Chapter eight of Alister McGrath’s book A Fine-Tuned Universe: The Quest for God in Science and Theology deals with the views of Augustine of Hippo on creation. Augustine reflected at length on Genesis, creation, and time. These reflections fill the second half of Confessions (Penguin Classics) and crop up in other works. Augustine also wrote several commentaries on Genesis, some readily available today including 41. St. Augustine, Vol. 1: The Literal Meaning of Genesis (Ancient Christian Writers) and a collection of several texts in Saint Augustine on Genesis: Two Books on Genesis Against the Manichees and on the Literal Interpretation of Genesis : An Unfinished Book (The Fathers of the Church, 84). His writings contradict at times and reflect an ongoing wrestling with science, reason, and the text of scripture.
One of Augustine’s oft quoted passages is found in On the Literal Meaning of Genesis where he reflects on the search for truth and the interpretation of scripture:
In matters that are obscure and far beyond our vision, even in such as we may find treated in Holy Scripture, different interpretations are sometimes possible without prejudice to the faith we have received.

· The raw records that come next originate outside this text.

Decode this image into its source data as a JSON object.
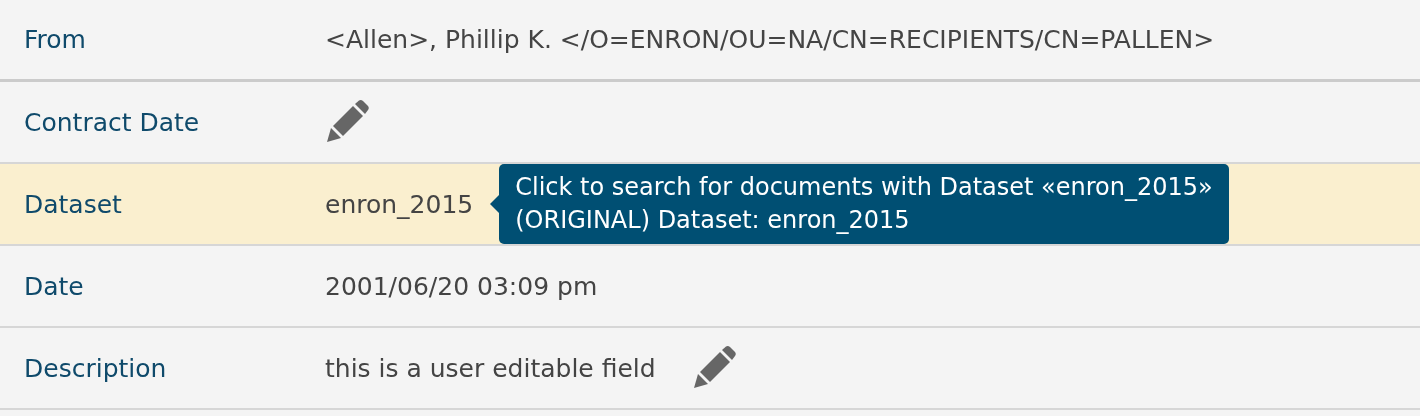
{
  "fields": [
    {
      "label": "From",
      "value": "<Allen>, Phillip K. </O=ENRON/OU=NA/CN=RECIPIENTS/CN=PALLEN>",
      "editable": false,
      "highlighted": false
    },
    {
      "label": "Contract Date",
      "editable": true,
      "highlighted": false
    },
    {
      "label": "Dataset",
      "value": "enron_2015",
      "editable": false,
      "highlighted": true,
      "tooltip": [
        "Click to search for documents with Dataset «enron_2015»",
        "(ORIGINAL) Dataset: enron_2015"
      ]
    },
    {
      "label": "Date",
      "value": "2001/06/20 03:09 pm",
      "editable": false,
      "highlighted": false
    },
    {
      "label": "Description",
      "value": "this is a user editable field",
      "editable": true,
      "highlighted": false
    }
  ]
}
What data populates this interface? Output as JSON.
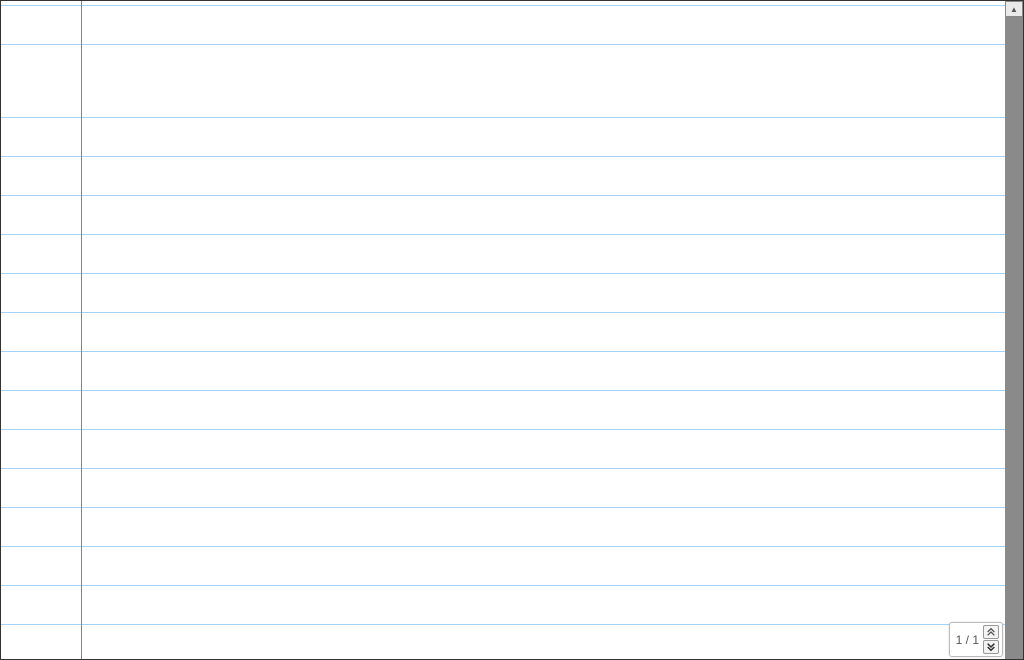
{
  "page": {
    "current": 1,
    "total": 1,
    "display": "1 / 1"
  }
}
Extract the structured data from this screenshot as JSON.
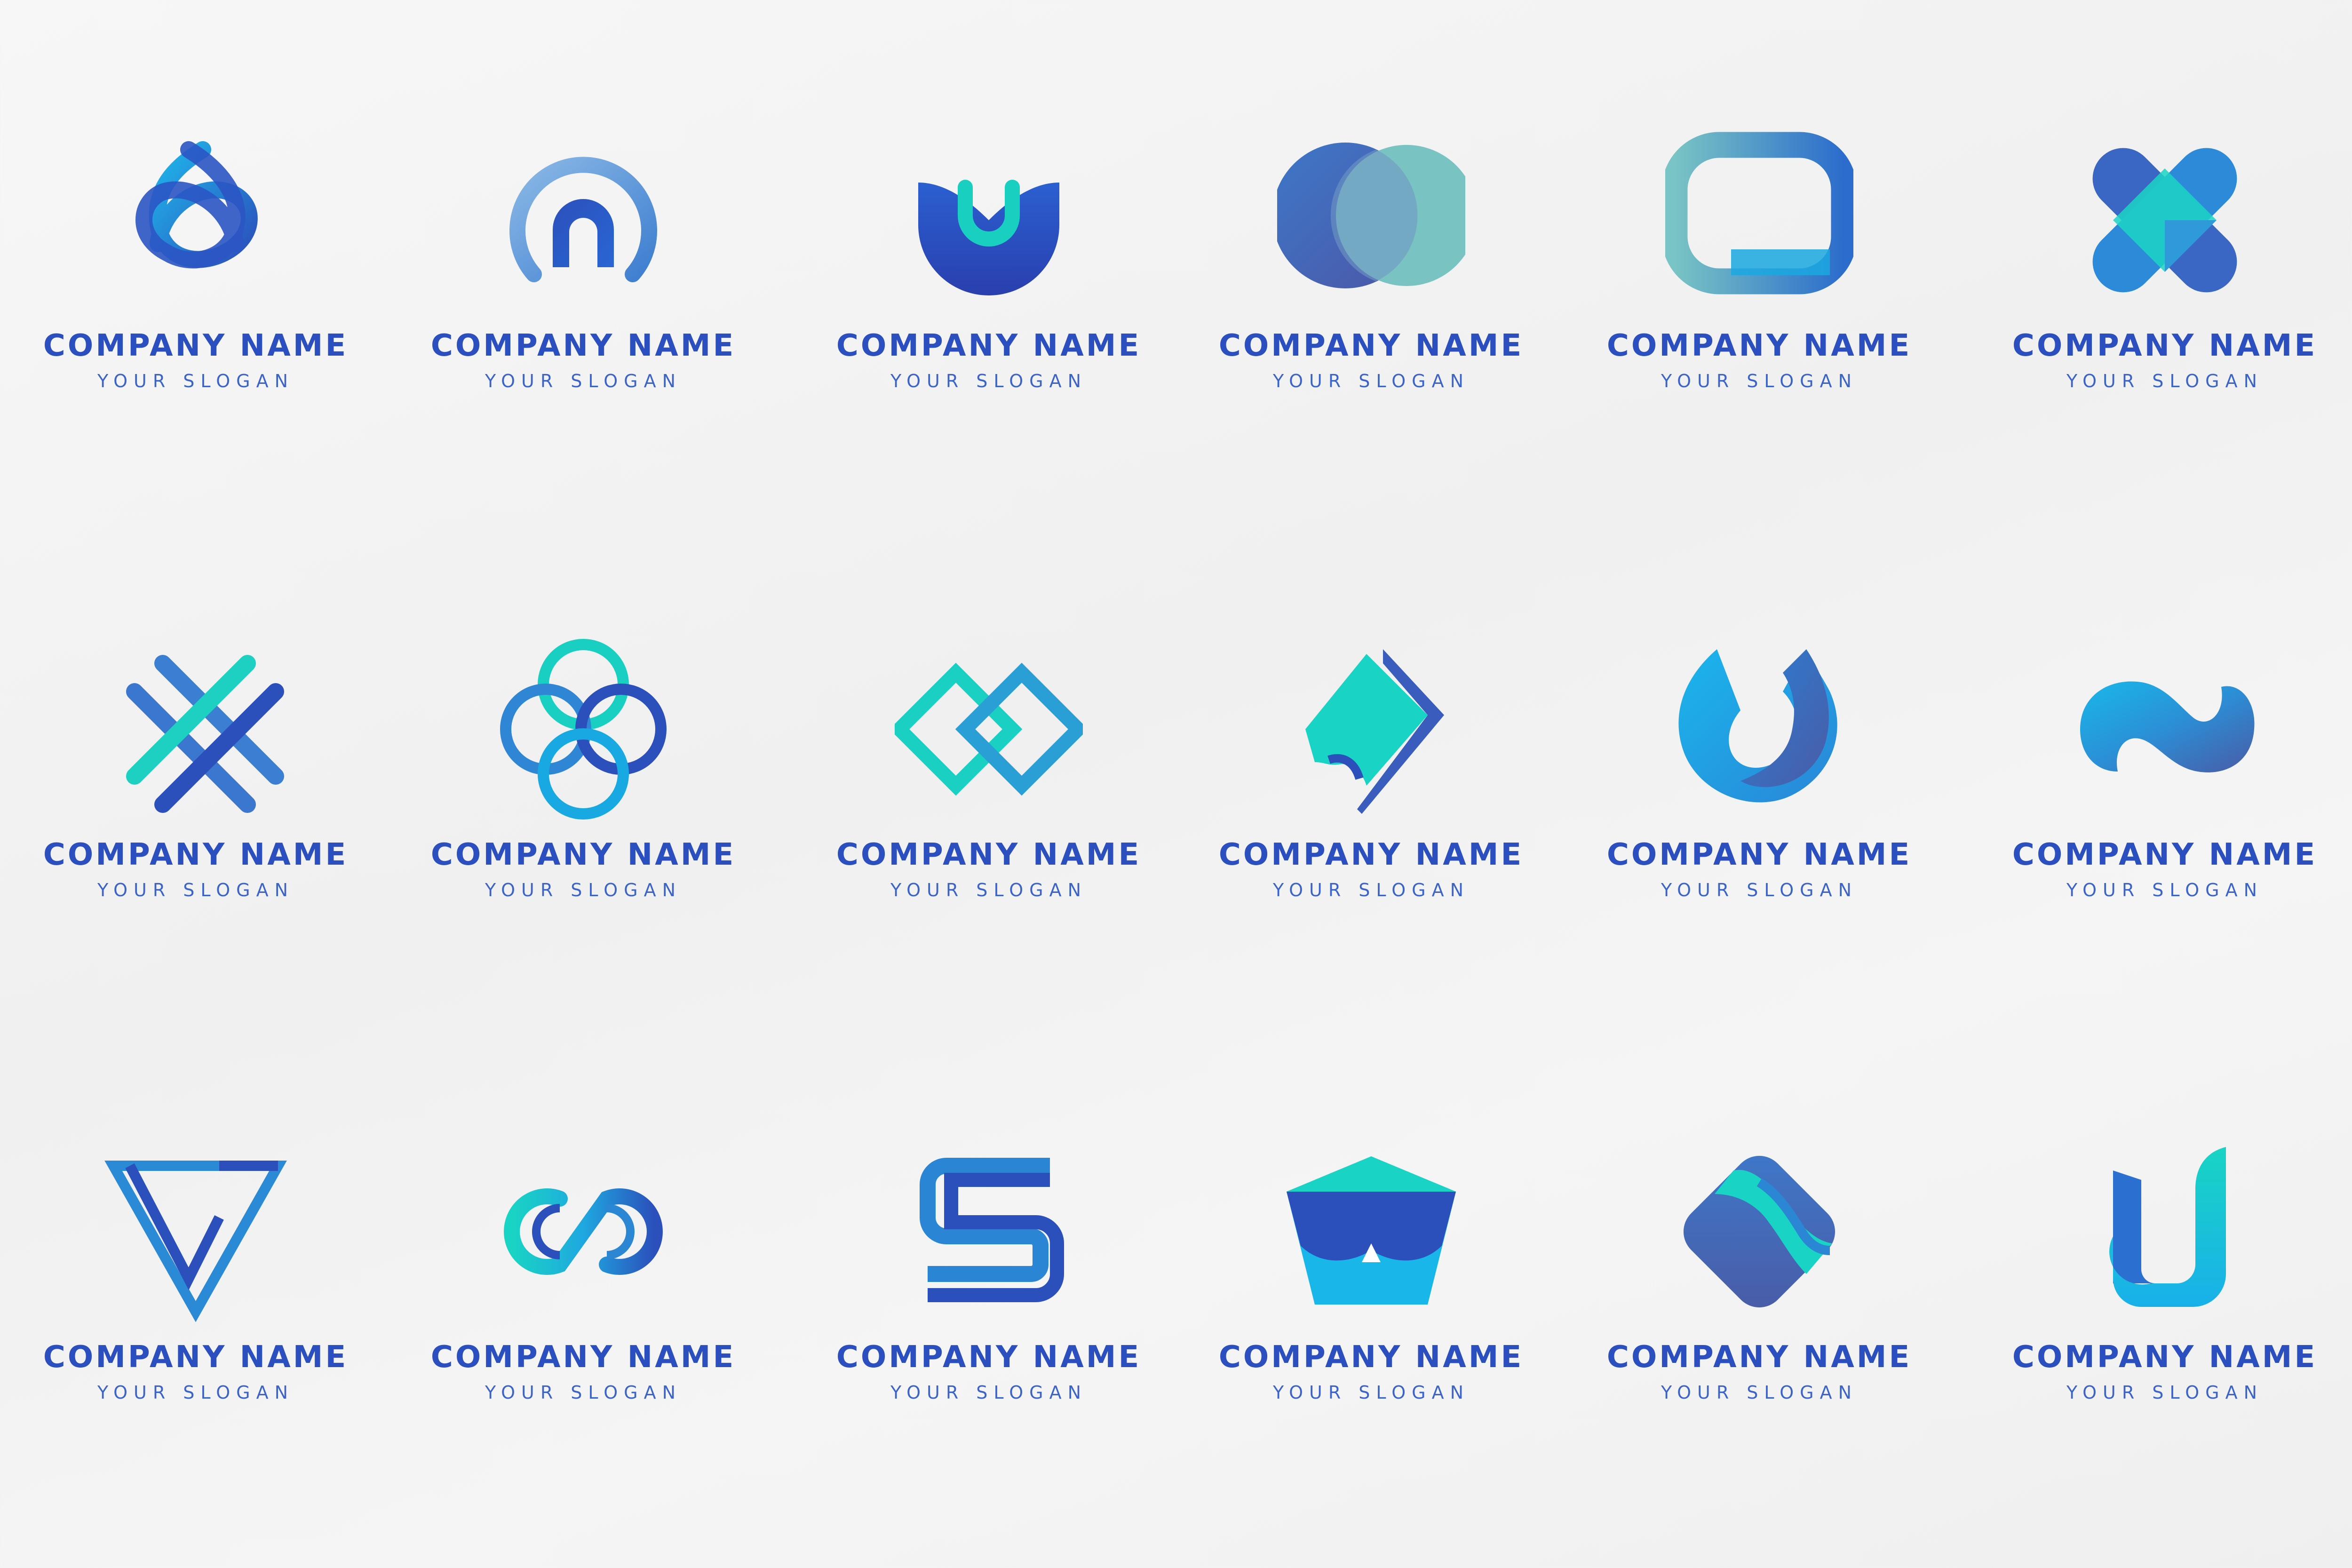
{
  "colors": {
    "name": "#2c4fc0",
    "slogan": "#3c64c8",
    "deep_blue": "#2a49b8",
    "mid_blue": "#2f77d0",
    "sky_blue": "#18b4e8",
    "teal": "#19d6c6",
    "slate": "#4a5ba6",
    "soft_teal": "#79c4c4"
  },
  "logos": [
    {
      "icon": "knot-drop-icon",
      "company_name": "COMPANY NAME",
      "slogan": "YOUR SLOGAN"
    },
    {
      "icon": "horseshoe-ring-icon",
      "company_name": "COMPANY NAME",
      "slogan": "YOUR SLOGAN"
    },
    {
      "icon": "tulip-cup-icon",
      "company_name": "COMPANY NAME",
      "slogan": "YOUR SLOGAN"
    },
    {
      "icon": "overlapping-circles-icon",
      "company_name": "COMPANY NAME",
      "slogan": "YOUR SLOGAN"
    },
    {
      "icon": "rounded-rectangle-ring-icon",
      "company_name": "COMPANY NAME",
      "slogan": "YOUR SLOGAN"
    },
    {
      "icon": "x-cross-icon",
      "company_name": "COMPANY NAME",
      "slogan": "YOUR SLOGAN"
    },
    {
      "icon": "hashtag-cross-icon",
      "company_name": "COMPANY NAME",
      "slogan": "YOUR SLOGAN"
    },
    {
      "icon": "interlocking-rings-icon",
      "company_name": "COMPANY NAME",
      "slogan": "YOUR SLOGAN"
    },
    {
      "icon": "linked-diamonds-icon",
      "company_name": "COMPANY NAME",
      "slogan": "YOUR SLOGAN"
    },
    {
      "icon": "folded-square-icon",
      "company_name": "COMPANY NAME",
      "slogan": "YOUR SLOGAN"
    },
    {
      "icon": "u-drop-icon",
      "company_name": "COMPANY NAME",
      "slogan": "YOUR SLOGAN"
    },
    {
      "icon": "wave-s-icon",
      "company_name": "COMPANY NAME",
      "slogan": "YOUR SLOGAN"
    },
    {
      "icon": "w-triangle-icon",
      "company_name": "COMPANY NAME",
      "slogan": "YOUR SLOGAN"
    },
    {
      "icon": "infinity-loop-icon",
      "company_name": "COMPANY NAME",
      "slogan": "YOUR SLOGAN"
    },
    {
      "icon": "letter-s-icon",
      "company_name": "COMPANY NAME",
      "slogan": "YOUR SLOGAN"
    },
    {
      "icon": "pentagon-icon",
      "company_name": "COMPANY NAME",
      "slogan": "YOUR SLOGAN"
    },
    {
      "icon": "rounded-diamond-icon",
      "company_name": "COMPANY NAME",
      "slogan": "YOUR SLOGAN"
    },
    {
      "icon": "letter-u-icon",
      "company_name": "COMPANY NAME",
      "slogan": "YOUR SLOGAN"
    }
  ]
}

In such a case, we should not rush in headlong and so firmly take our stand on one side that, if further progress in the search of truth justly undermines this position, we too fall with it. That would be to battle not for the teaching of Holy Scripture but for our own, wishing its teaching to conform to ours, whereas we ought to wish ours to conform to that of Sacred Scripture. (Vol. 1, CH. 18:37)
The possibility of multiple interpretations requires Christians to hold the interpretation with an open hand – able to modify if progress in the search of truth, guides one way or another. Augustine’s conviction that science and reason cannot conflict in any foundational way with the faith is expressed even more strongly in a later section of the same book.
When they are able, from reliable evidence, to prove some fact of physical science, we shall show that it is not contrary to our Scripture. But when they produce from any of their books a theory contrary to Scripture, and therefore contrary to the catholic faith, either we shall have some ability to demonstrate that it is absolutely false, or at least we ourselves will hold it so without any shadow of a doubt. (Vol. 1 CH. 21:41)
Augustine is convinced first, that the sacred scripture is written to nourish our souls; and second, that truth is consistent. The difficulty is to discern the literal (as opposed to allegorical) meaning of the text and to determine the truths that are taught. Because many passages are capable of varied interpretation we can have a spiral where scripture feeds reason and reason helps to interpret scripture. Augustine does take a firm stand however – that truth cannot be contrary to the faith – and this guides us to the key question.